## Task statement:
From the first line to the last, output the records exactly and drop any images.

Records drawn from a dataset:

►

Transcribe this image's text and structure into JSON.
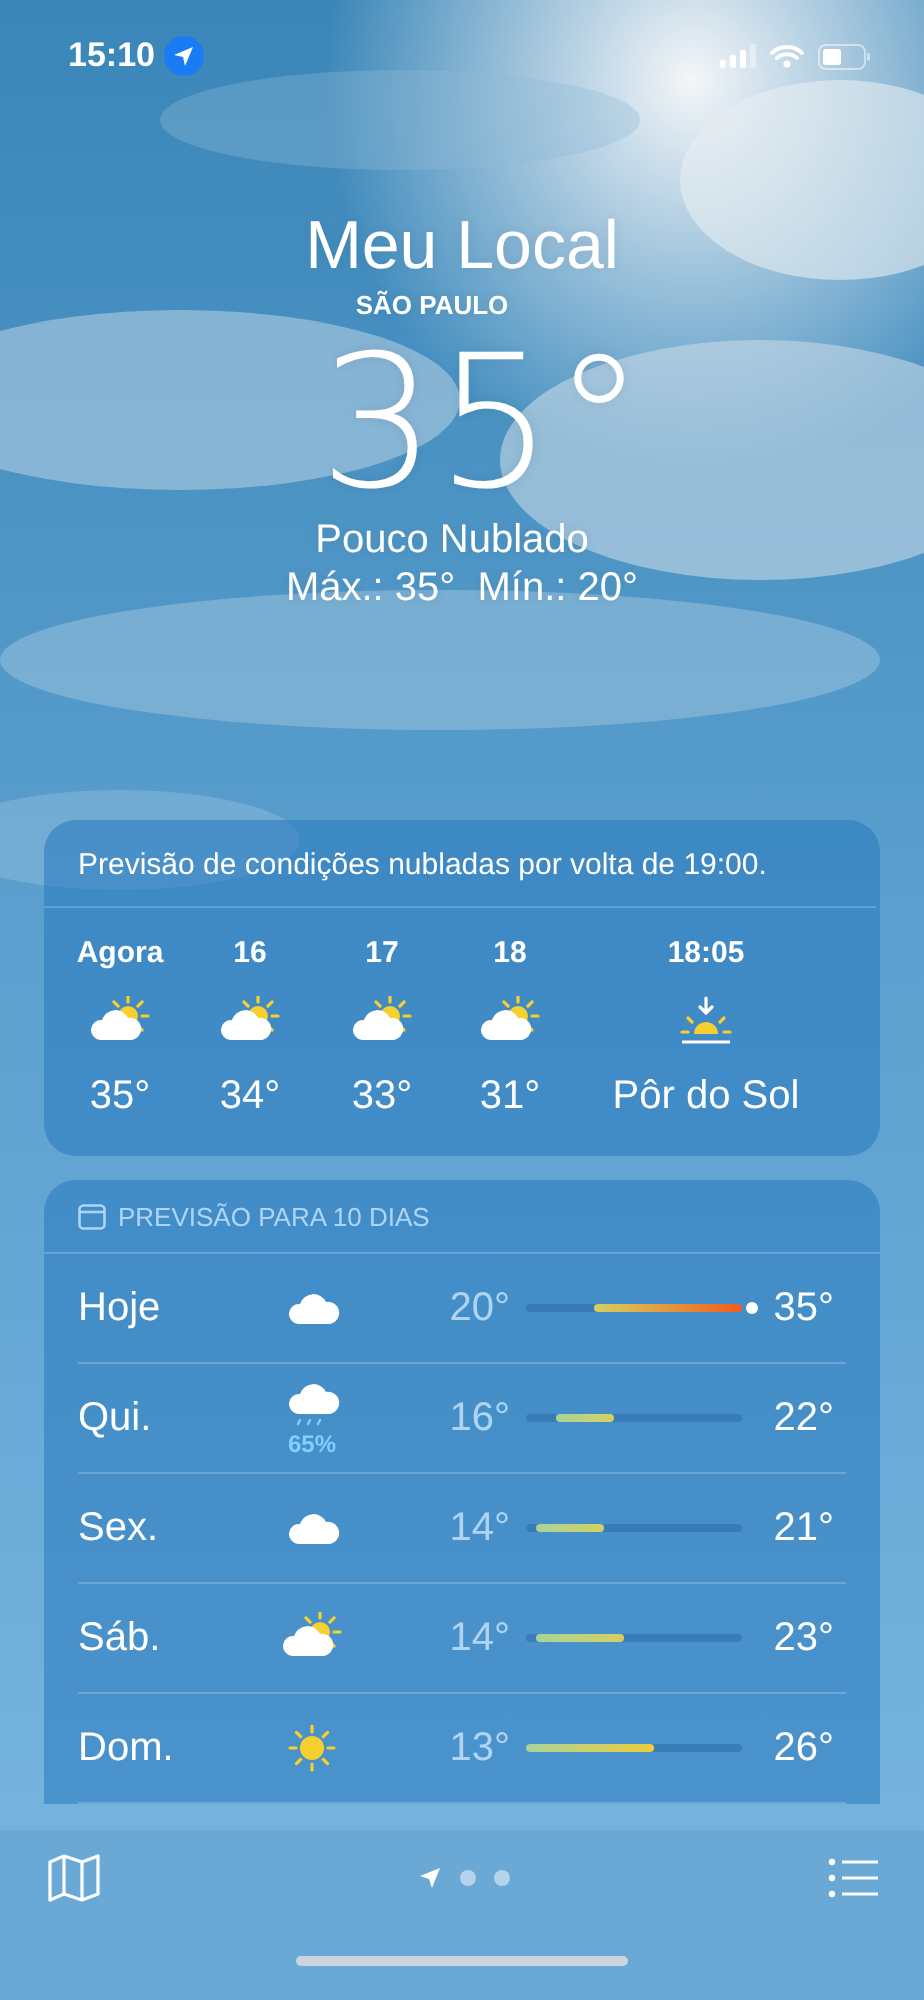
{
  "status_bar": {
    "time": "15:10",
    "location_active": true
  },
  "header": {
    "title": "Meu Local",
    "city": "SÃO PAULO",
    "temperature": "35°",
    "condition": "Pouco Nublado",
    "high_low": "Máx.: 35°  Mín.: 20°"
  },
  "hourly": {
    "summary": "Previsão de condições nubladas por volta de 19:00.",
    "items": [
      {
        "label": "Agora",
        "kind": "partly_cloudy",
        "value": "35°"
      },
      {
        "label": "16",
        "kind": "partly_cloudy",
        "value": "34°"
      },
      {
        "label": "17",
        "kind": "partly_cloudy",
        "value": "33°"
      },
      {
        "label": "18",
        "kind": "partly_cloudy",
        "value": "31°"
      },
      {
        "label": "18:05",
        "kind": "sunset",
        "value": "Pôr do Sol"
      }
    ]
  },
  "daily": {
    "title": "PREVISÃO PARA 10 DIAS",
    "days": [
      {
        "day": "Hoje",
        "kind": "cloudy",
        "low": "20°",
        "high": "35°",
        "now_marker": true
      },
      {
        "day": "Qui.",
        "kind": "rain",
        "precipitation": "65%",
        "low": "16°",
        "high": "22°",
        "now_marker": false
      },
      {
        "day": "Sex.",
        "kind": "cloudy",
        "low": "14°",
        "high": "21°",
        "now_marker": false
      },
      {
        "day": "Sáb.",
        "kind": "partly_cloudy",
        "low": "14°",
        "high": "23°",
        "now_marker": false
      },
      {
        "day": "Dom.",
        "kind": "sunny",
        "low": "13°",
        "high": "26°",
        "now_marker": false
      }
    ]
  },
  "pages": [
    {
      "kind": "location",
      "selected": true
    },
    {
      "kind": "dot",
      "selected": false
    },
    {
      "kind": "dot",
      "selected": false
    }
  ]
}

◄

## Result of the task:
Transcribe this image's text and structure into JSON.
{
  "status_bar": {
    "time": "15:10",
    "location_active": true
  },
  "header": {
    "title": "Meu Local",
    "city": "SÃO PAULO",
    "temperature": "35°",
    "condition": "Pouco Nublado",
    "high_low": "Máx.: 35°  Mín.: 20°"
  },
  "hourly": {
    "summary": "Previsão de condições nubladas por volta de 19:00.",
    "items": [
      {
        "label": "Agora",
        "kind": "partly_cloudy",
        "value": "35°"
      },
      {
        "label": "16",
        "kind": "partly_cloudy",
        "value": "34°"
      },
      {
        "label": "17",
        "kind": "partly_cloudy",
        "value": "33°"
      },
      {
        "label": "18",
        "kind": "partly_cloudy",
        "value": "31°"
      },
      {
        "label": "18:05",
        "kind": "sunset",
        "value": "Pôr do Sol"
      }
    ]
  },
  "daily": {
    "title": "PREVISÃO PARA 10 DIAS",
    "days": [
      {
        "day": "Hoje",
        "kind": "cloudy",
        "low": "20°",
        "high": "35°",
        "now_marker": true
      },
      {
        "day": "Qui.",
        "kind": "rain",
        "precipitation": "65%",
        "low": "16°",
        "high": "22°",
        "now_marker": false
      },
      {
        "day": "Sex.",
        "kind": "cloudy",
        "low": "14°",
        "high": "21°",
        "now_marker": false
      },
      {
        "day": "Sáb.",
        "kind": "partly_cloudy",
        "low": "14°",
        "high": "23°",
        "now_marker": false
      },
      {
        "day": "Dom.",
        "kind": "sunny",
        "low": "13°",
        "high": "26°",
        "now_marker": false
      }
    ]
  },
  "pages": [
    {
      "kind": "location",
      "selected": true
    },
    {
      "kind": "dot",
      "selected": false
    },
    {
      "kind": "dot",
      "selected": false
    }
  ]
}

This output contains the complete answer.